Gweru has been hit by a critical water shortage following the reduction of water levels in the Gwenhoro dam, a major supply source. As a result, the council has been rationing supplies to households.
But, according to city engineer, Johns Nantambwe, instead of consuming 20,000 cubic metres of water every day as expected, the city’s population used 34,000 cubic metres in October and November, the hottest and driest months in Zimbabwe.
The city and its immediate surroundings are now relying mainly on Amaphongokwe dam, but the city’s limited pumping capacity from this source has forced it to reduce supply.
Local charity, Hopeful Life for Widows and Orphans in Africa Trust, has put the focus on a water conservation programme.
Alice Shiri, the trust’s director, said they planned to work with several other groups in the campaign, including the council, the Zimbabwe National Water Authority, Environmental Management Agency and Zesa.
“We want to try and change the residents’ attitude towards water conservation. Extravagance in the use of water in the current circumstances hugely affects widows and orphans because there have no other means to get water,” she said.
“They have no money to buy water from supermarkets for basics like drinking and neither do they have the energy to source the liquid elsewhere. It is these problems that make us want to help these marginalised groups.”
In the past, the organisation has helped widows and orphans with a variety of welfare issues. It has, for example, worked with the Gweru general hospital to bring doctors from private hospitals to offer services to more than 150 widows in Shurugwi and Gweru.
The trust’s projects officer, Pavel Macebo, said the campaign would be extended to encourage energy saving.

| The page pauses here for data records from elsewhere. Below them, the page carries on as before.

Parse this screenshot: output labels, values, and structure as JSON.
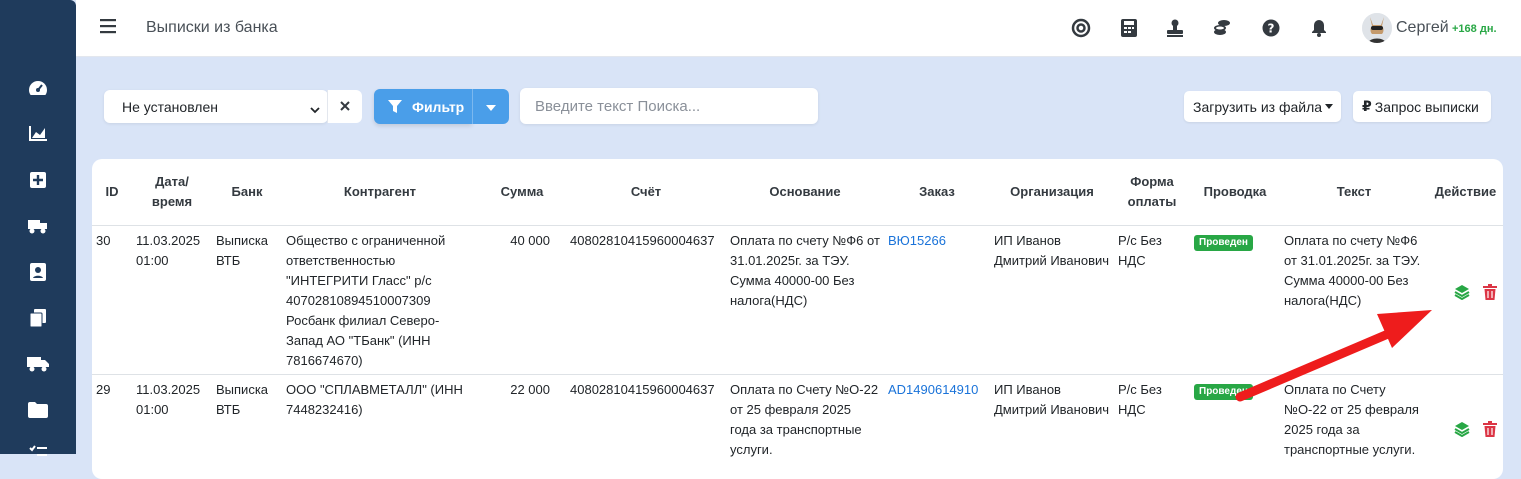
{
  "header": {
    "title": "Выписки из банка",
    "user_name": "Сергей",
    "user_days": "+168 дн."
  },
  "toolbar": {
    "bank_select_value": "Не установлен",
    "filter_label": "Фильтр",
    "search_placeholder": "Введите текст Поиска...",
    "load_label": "Загрузить из файла",
    "request_label": "Запрос выписки",
    "request_icon": "₽"
  },
  "table": {
    "headers": {
      "id": "ID",
      "datetime_1": "Дата/",
      "datetime_2": "время",
      "bank": "Банк",
      "counterparty": "Контрагент",
      "amount": "Сумма",
      "account": "Счёт",
      "reason": "Основание",
      "order": "Заказ",
      "organization": "Организация",
      "payform_1": "Форма",
      "payform_2": "оплаты",
      "posting": "Проводка",
      "text": "Текст",
      "action": "Действие"
    },
    "rows": [
      {
        "id": "30",
        "date": "11.03.2025",
        "time": "01:00",
        "bank": "Выписка ВТБ",
        "counterparty": "Общество с ограниченной ответственностью \"ИНТЕГРИТИ Гласс\" р/с 40702810894510007309 Росбанк филиал Северо-Запад АО \"ТБанк\" (ИНН 7816674670)",
        "amount": "40 000",
        "account": "40802810415960004637",
        "reason": "Оплата по счету №Ф6 от 31.01.2025г. за ТЭУ. Сумма 40000-00 Без налога(НДС)",
        "order": "ВЮ15266",
        "organization": "ИП Иванов Дмитрий Иванович",
        "payform": "Р/с Без НДС",
        "posting": "Проведен",
        "text": "Оплата по счету №Ф6 от 31.01.2025г. за ТЭУ. Сумма 40000-00 Без налога(НДС)"
      },
      {
        "id": "29",
        "date": "11.03.2025",
        "time": "01:00",
        "bank": "Выписка ВТБ",
        "counterparty": "ООО \"СПЛАВМЕТАЛЛ\" (ИНН 7448232416)",
        "amount": "22 000",
        "account": "40802810415960004637",
        "reason": "Оплата по Счету №О-22 от 25 февраля 2025 года за транспортные услуги.",
        "order": "AD1490614910",
        "organization": "ИП Иванов Дмитрий Иванович",
        "payform": "Р/с Без НДС",
        "posting": "Проведен",
        "text": "Оплата по Счету №О-22 от 25 февраля 2025 года за транспортные услуги."
      }
    ]
  },
  "colors": {
    "sidebar": "#1f3b5c",
    "accent": "#4a9ee9",
    "success": "#28a745",
    "danger": "#dc3545",
    "arrow": "#ee1c1c"
  }
}
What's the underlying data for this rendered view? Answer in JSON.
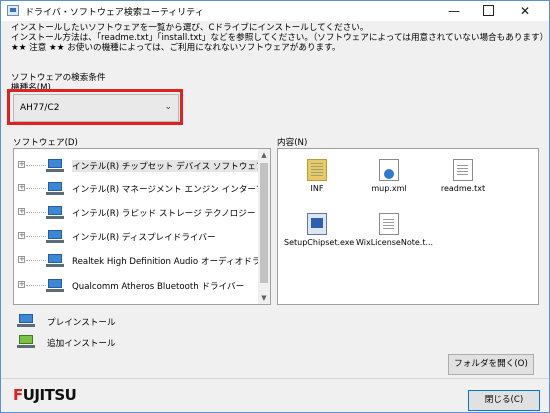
{
  "window": {
    "title": "ドライバ・ソフトウェア検索ユーティリティ",
    "minimize_glyph": "—",
    "close_glyph": "✕"
  },
  "info": {
    "line1": "インストールしたいソフトウェアを一覧から選び、Cドライブにインストールしてください。",
    "line2": "インストール方法は、「readme.txt」「install.txt」などを参照してください。（ソフトウェアによっては用意されていない場合もあります）",
    "line3": "★★ 注意 ★★ お使いの機種によっては、ご利用になれないソフトウェアがあります。"
  },
  "search": {
    "section_label": "ソフトウェアの検索条件",
    "model_label": "機種名(M)",
    "model_value": "AH77/C2"
  },
  "software": {
    "label": "ソフトウェア(D)",
    "items": [
      {
        "label": "インテル(R) チップセット デバイス ソフトウェア",
        "icon": "laptop-blue-icon"
      },
      {
        "label": "インテル(R) マネージメント エンジン インターフェ",
        "icon": "laptop-blue-icon"
      },
      {
        "label": "インテル(R) ラピッド ストレージ テクノロジー",
        "icon": "laptop-blue-icon"
      },
      {
        "label": "インテル(R) ディスプレイドライバー",
        "icon": "laptop-blue-icon"
      },
      {
        "label": "Realtek High Definition Audio オーディオドライバ",
        "icon": "laptop-blue-icon"
      },
      {
        "label": "Qualcomm Atheros Bluetooth ドライバー",
        "icon": "laptop-blue-icon"
      }
    ]
  },
  "contents": {
    "label": "内容(N)",
    "files": [
      {
        "name": "INF",
        "icon": "folder-icon"
      },
      {
        "name": "mup.xml",
        "icon": "xml-file-icon"
      },
      {
        "name": "readme.txt",
        "icon": "text-file-icon"
      },
      {
        "name": "SetupChipset.exe",
        "icon": "exe-file-icon"
      },
      {
        "name": "WixLicenseNote.t...",
        "icon": "text-file-icon"
      }
    ]
  },
  "legend": {
    "preinstall": "プレインストール",
    "additional": "追加インストール"
  },
  "buttons": {
    "open_folder": "フォルダを開く(O)",
    "close": "閉じる(C)"
  },
  "brand": {
    "logo": "FUJITSU",
    "accent": "#e0211f"
  }
}
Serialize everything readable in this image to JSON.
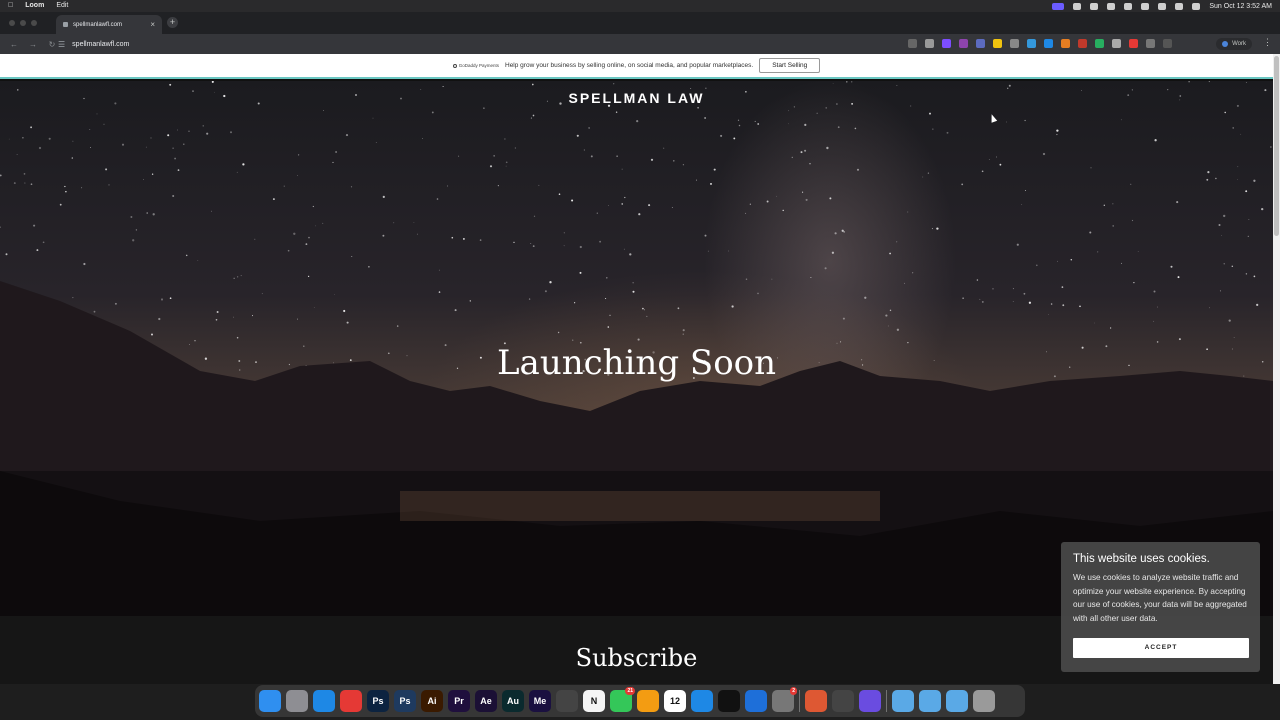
{
  "menubar": {
    "app": "Loom",
    "edit": "Edit",
    "clock": "Sun Oct 12  3:52 AM"
  },
  "browser": {
    "tab_title": "spellmanlawfl.com",
    "url": "spellmanlawfl.com",
    "profile": "Work"
  },
  "promo": {
    "brand": "GoDaddy Payments",
    "text": "Help grow your business by selling online, on social media, and popular marketplaces.",
    "button": "Start Selling"
  },
  "hero": {
    "site_title": "SPELLMAN LAW",
    "headline": "Launching Soon"
  },
  "subscribe": {
    "title": "Subscribe"
  },
  "cookie": {
    "title": "This website uses cookies.",
    "body": "We use cookies to analyze website traffic and optimize your website experience. By accepting our use of cookies, your data will be aggregated with all other user data.",
    "accept": "ACCEPT"
  },
  "dock": [
    {
      "name": "finder-icon",
      "label": "",
      "color": "#2f8ff0"
    },
    {
      "name": "launchpad-icon",
      "label": "",
      "color": "#8e8e93"
    },
    {
      "name": "safari-icon",
      "label": "",
      "color": "#1e88e5"
    },
    {
      "name": "chrome-icon",
      "label": "",
      "color": "#e53935"
    },
    {
      "name": "photoshop-icon",
      "label": "Ps",
      "color": "#0c2340"
    },
    {
      "name": "photoshop-beta-icon",
      "label": "Ps",
      "color": "#1e3a5f"
    },
    {
      "name": "illustrator-icon",
      "label": "Ai",
      "color": "#3a1a00"
    },
    {
      "name": "premiere-icon",
      "label": "Pr",
      "color": "#1f0f3d"
    },
    {
      "name": "after-effects-icon",
      "label": "Ae",
      "color": "#1b1035"
    },
    {
      "name": "audition-icon",
      "label": "Au",
      "color": "#0a2a2e"
    },
    {
      "name": "media-encoder-icon",
      "label": "Me",
      "color": "#1a1040"
    },
    {
      "name": "finalcut-icon",
      "label": "",
      "color": "#444"
    },
    {
      "name": "notion-icon",
      "label": "N",
      "color": "#f5f5f5"
    },
    {
      "name": "messages-icon",
      "label": "",
      "color": "#34c759",
      "badge": "21"
    },
    {
      "name": "photos-icon",
      "label": "",
      "color": "#f39c12"
    },
    {
      "name": "calendar-icon",
      "label": "12",
      "color": "#ffffff"
    },
    {
      "name": "app-store-icon",
      "label": "",
      "color": "#1e88e5"
    },
    {
      "name": "capcut-icon",
      "label": "",
      "color": "#111"
    },
    {
      "name": "vscode-icon",
      "label": "",
      "color": "#1e6fd9"
    },
    {
      "name": "system-settings-icon",
      "label": "",
      "color": "#777",
      "badge": "2"
    },
    {
      "name": "duckduckgo-icon",
      "label": "",
      "color": "#de5833"
    },
    {
      "name": "quicktime-icon",
      "label": "",
      "color": "#444"
    },
    {
      "name": "compressor-icon",
      "label": "",
      "color": "#6a4ce0"
    },
    {
      "name": "downloads-folder-icon",
      "label": "",
      "color": "#5aa9e6"
    },
    {
      "name": "applications-folder-icon",
      "label": "",
      "color": "#5aa9e6"
    },
    {
      "name": "screenshots-folder-icon",
      "label": "",
      "color": "#5aa9e6"
    },
    {
      "name": "trash-icon",
      "label": "",
      "color": "#9a9a9a"
    }
  ]
}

“We believe that promoting behavior change through community participation is the key to lessening the problems of marginalised groups.Post published in: News